School ‘failed to act’ after 3 warnings boy had gun on day of shooting, attorney says
NEWPORT NEWS, Va. — Richneck Elementary School teacher Abigail Zwerner intends to file a lawsuit against the Newport News school division after school administrators “failed to act” before she was shot by her 6-year-old student, according to Zwerner’s attorney.
Diane Toscano, speaking Wednesday during a news conference at the Marriott at City Center, claimed school administrators had been notified of concerns regarding the student multiple times on the morning of the shooting. Zwerner, hit in the hand and chest, is recovering at home after a being treated at Riverside Regional Medical Center.“Abby and the other teachers tried to do the right thing on Jan. 6,” Toscano said.
The Newport News school system was notified Wednesday morning of Zwerner’s intent to file a lawsuit.She added that on Jan. 6, “concerned teachers and staff” warned school administrators that the boy had a gun at school and was threatening other students. However, Toscano said, “the administration could not be bothered.”
She presented a timeline of what happened that day prior to the shooting, though she did not say how the information was obtained.
According to Toscano, Zwerner told administrators at 11:30 a.m. a student was threatening “to beat up” another student. About an hour later, another teacher reportedly searched the book bag of the student suspected of bringing a gun to school. The teacher then told administrators she believed the boy had taken the gun out to recess in his pocket.
Toscano claimed administrators told the teacher, “Well, he has little pockets.”
Toscano said a boy later that afternoon went crying to a teacher, saying another student had shown him a gun and threatened him if he told anyone.
Another teacher reportedly asked school officials if he could search the boy but was denied “because the school day was almost over,” Toscano said. Another hour later, the shooting occurred.
A division spokesperson, Michelle Price, said she was unable to provide a comment on these allegations because “the school division’s investigation is ongoing.”

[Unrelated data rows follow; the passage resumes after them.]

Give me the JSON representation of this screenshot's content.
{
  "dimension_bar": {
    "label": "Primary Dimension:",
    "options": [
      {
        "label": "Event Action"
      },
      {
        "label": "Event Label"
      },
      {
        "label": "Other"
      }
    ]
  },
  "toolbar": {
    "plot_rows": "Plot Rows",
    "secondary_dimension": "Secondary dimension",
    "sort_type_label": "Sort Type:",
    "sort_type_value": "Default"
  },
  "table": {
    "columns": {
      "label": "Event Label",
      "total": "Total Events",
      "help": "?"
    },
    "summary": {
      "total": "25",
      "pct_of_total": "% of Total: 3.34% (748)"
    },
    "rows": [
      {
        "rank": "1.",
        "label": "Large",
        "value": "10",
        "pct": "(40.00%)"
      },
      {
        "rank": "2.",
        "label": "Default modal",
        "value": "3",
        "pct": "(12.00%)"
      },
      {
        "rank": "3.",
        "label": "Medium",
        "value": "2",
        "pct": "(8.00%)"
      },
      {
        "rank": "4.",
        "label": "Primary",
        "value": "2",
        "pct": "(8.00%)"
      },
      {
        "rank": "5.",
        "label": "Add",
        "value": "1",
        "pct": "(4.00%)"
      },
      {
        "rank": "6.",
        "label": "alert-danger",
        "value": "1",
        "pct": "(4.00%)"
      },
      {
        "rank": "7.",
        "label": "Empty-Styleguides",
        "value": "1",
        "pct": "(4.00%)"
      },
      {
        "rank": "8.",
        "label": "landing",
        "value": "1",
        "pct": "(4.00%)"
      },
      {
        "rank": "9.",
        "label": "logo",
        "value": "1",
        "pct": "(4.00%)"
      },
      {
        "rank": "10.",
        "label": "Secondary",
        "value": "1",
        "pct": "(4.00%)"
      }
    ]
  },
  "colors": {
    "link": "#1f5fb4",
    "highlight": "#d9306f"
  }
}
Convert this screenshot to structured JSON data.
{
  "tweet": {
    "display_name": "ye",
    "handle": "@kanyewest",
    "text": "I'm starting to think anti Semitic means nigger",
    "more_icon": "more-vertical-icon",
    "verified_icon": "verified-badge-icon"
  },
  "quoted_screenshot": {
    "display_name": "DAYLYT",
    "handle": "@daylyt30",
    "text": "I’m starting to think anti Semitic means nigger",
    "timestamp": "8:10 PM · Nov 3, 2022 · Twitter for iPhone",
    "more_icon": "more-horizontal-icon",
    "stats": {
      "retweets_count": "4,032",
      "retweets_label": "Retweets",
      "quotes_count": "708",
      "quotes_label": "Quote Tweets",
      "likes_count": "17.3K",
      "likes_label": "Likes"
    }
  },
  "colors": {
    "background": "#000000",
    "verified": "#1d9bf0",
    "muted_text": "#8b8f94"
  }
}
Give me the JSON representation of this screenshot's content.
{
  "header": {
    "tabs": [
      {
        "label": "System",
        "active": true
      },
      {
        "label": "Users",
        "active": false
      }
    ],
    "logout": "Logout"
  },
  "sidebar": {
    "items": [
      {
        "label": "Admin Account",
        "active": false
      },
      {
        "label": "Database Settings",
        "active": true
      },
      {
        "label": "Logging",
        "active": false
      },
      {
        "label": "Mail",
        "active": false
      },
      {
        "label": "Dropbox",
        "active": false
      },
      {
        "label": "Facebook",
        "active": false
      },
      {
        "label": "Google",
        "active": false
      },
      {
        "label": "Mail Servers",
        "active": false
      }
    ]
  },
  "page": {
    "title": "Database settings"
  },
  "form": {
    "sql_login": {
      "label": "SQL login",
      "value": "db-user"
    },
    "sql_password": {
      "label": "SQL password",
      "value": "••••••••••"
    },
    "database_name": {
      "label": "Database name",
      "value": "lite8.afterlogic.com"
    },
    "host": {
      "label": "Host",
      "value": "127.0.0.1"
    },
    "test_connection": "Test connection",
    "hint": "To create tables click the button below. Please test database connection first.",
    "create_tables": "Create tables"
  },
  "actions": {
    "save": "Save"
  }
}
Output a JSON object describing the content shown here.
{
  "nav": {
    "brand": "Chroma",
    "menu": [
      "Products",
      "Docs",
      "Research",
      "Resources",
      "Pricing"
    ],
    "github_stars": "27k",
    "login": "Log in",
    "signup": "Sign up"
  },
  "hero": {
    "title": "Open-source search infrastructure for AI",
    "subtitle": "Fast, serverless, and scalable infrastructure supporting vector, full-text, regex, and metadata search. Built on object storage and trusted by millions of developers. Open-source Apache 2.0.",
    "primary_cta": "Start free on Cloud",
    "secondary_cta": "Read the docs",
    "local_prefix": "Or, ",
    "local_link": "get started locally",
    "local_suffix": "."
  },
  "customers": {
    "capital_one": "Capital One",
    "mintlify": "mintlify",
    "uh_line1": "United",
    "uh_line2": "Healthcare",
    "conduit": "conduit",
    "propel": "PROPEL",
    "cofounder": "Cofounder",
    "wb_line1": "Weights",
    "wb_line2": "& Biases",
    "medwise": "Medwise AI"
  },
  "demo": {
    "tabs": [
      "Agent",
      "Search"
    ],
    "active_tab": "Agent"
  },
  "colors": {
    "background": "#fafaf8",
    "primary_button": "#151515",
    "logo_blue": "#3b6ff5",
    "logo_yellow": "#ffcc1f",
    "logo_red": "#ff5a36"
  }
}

Police say the 6-year-old shot Zwerner while she was teaching. Zwerner was released from the hospital last week, though Toscano said the bullet “remains dangerously inside her body.”
“The road to full recovery will be long, and as her physical condition improves, the psychological wounds cut deeply and remain fresh,” she said.
Workers’ compensation laws can complicate lawsuits against workplaces stemming from injuries suffered on the job. Employees who are hurt at work are barred from suing employers if they qualify for workers’ comp payments.
But a local personal injury attorney predicted that workers’ comp law won’t “be an impediment” to a claim against Newport News Public Schools in this case.
”In order for a claim to be barred by workers’ comp, you have to show that the injury came about from something that you could reasonably expect to have happened at your job,” said the attorney, Robert Haddad of Virginia Beach. “I don’t think it can reasonably be expected that one of the injuries you’re gonna suffer at your job as a teacher is getting shot by one of your students.”
The case is even stronger, Haddad said, if school administrators had knowledge of concerning behavior by the student before the shooting.
“It sounds like she alerted folks that she had concerns about this specific student harming her,” Haddad said of Zwerner. If that’s the case, he said, then the school system “is in trouble.”
Lawyers for Newport News Public Schools could raise workers’ comp law as a bar to litigation, he said, just as Walmart filed a motion in federal court citing that law in an attempt to block lawsuits arising from the November mass shooting at a Chesapeake store. But Haddad expects the lawsuits in the Walmart case to ultimately be allowed to proceed, just as he does in the Richneck case.
If there’s no reason to believe that “your job makes you particularly susceptible to a violent incident,” he said, workers’ comp law isn’t a roadblock.
Richneck Elementary has been closed since the shooting, though it is set to reopen Monday following several staff meetings, a virtual town hall for families and focus group sessions with parents.
The school division also announced plans to install state-of-the-art metal detectors at each of its schools. Richneck will have one installed before students return, according to school officials.
An outpouring of outrage and criticism has come from community members and teachers since the shooting — the third to occur on Newport News school property in less than 18 months. Many said the school system has failed in addressing “out-of-control” student behavior.
Newport News Superintendent George Parker could be voted out by the school board Wednesday evening during a special meeting to discuss the “assignment, appointment and performance of specific administrators in the school division.” He was hired in 2018 and previously served as superintendent of Caroline County Public Schools in Virginia. He also was an educator in Virginia Beach City Public Schools.